With electronic tolling, people who'd rather pay as they go can register their license plates online, over the phone or in person with the bridge district. Every time they cross the bridge, their credit card or cash account will be charged $6 automatically.
Drivers who don't register a credit card account in advance will have 48 hours to pay the toll before an invoice is sent. Currie said invoices are sent to the address of the registered vehicle owner on file with the Department of Motor Vehicles.
Motorists also can pay at kiosks that will be installed at the bridge, gas stations and at other locations along thoroughfares leading to and from the Golden Gate, although not in Sonoma County initially.
Bridge officials are encouraging people to pay without waiting for an invoice because it saves the district money. Mailing an invoice costs 67 cents per transaction, versus 39 cents paying with a license-plate account and 25 cents with FasTrak. Cash transactions involving human toll-takers cost 83 cents.

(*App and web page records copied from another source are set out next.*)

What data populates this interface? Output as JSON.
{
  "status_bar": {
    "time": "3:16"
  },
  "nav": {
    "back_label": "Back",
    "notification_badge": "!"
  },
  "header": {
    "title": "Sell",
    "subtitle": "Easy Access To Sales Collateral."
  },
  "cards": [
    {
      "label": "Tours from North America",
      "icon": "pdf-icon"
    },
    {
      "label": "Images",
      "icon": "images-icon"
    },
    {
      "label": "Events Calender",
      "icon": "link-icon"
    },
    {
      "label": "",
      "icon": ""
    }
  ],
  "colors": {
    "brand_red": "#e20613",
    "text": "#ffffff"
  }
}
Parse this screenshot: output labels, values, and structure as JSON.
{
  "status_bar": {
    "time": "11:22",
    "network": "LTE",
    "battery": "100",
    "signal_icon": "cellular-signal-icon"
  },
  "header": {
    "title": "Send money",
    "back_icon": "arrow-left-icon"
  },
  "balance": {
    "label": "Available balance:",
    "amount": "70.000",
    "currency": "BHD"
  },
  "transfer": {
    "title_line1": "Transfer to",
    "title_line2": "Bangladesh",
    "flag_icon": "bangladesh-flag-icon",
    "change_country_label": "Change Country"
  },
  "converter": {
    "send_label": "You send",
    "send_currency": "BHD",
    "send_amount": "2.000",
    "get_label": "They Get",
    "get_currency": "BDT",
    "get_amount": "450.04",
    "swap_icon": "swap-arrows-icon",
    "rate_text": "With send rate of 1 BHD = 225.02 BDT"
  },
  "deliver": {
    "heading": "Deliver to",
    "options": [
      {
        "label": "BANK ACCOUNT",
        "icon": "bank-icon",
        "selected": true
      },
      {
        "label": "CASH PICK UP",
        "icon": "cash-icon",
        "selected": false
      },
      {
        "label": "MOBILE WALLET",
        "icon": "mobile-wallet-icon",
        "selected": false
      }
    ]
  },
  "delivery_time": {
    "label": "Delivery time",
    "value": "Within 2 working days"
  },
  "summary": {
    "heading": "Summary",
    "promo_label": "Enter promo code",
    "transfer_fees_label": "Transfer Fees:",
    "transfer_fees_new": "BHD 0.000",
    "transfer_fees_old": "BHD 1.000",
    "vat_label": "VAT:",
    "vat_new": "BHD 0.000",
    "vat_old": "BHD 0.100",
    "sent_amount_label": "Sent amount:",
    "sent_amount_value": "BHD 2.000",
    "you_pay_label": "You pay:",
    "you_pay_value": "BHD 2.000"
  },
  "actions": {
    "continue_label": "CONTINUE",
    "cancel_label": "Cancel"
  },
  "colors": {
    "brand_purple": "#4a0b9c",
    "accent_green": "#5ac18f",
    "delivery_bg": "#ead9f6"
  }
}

Tourists can make one-time toll payments up to 30 days prior to their visit, or use the other payment methods offered to more frequent bridge travelers.
Motorists who receive an invoice in the mail have 21 days to pay the toll without penalty. A $25 fine is tacked on if not paid 30 days after that. The matter is then referred to the DMV, which can place a hold on the vehicle's registration until the fine is taken care of.
Currie said bridge officials also are working with rental car companies to offer ways for their customers to pay tolls. She said some companies already offer FasTrak in their vehicles with an added fee.
You can reach Staff Writer Derek Moore at 521-5336 or firstname.lastname@example.org. On Twitter @deadlinederek.
All rights reserved. This copyrighted material may not be re-published without permission. Links are encouraged.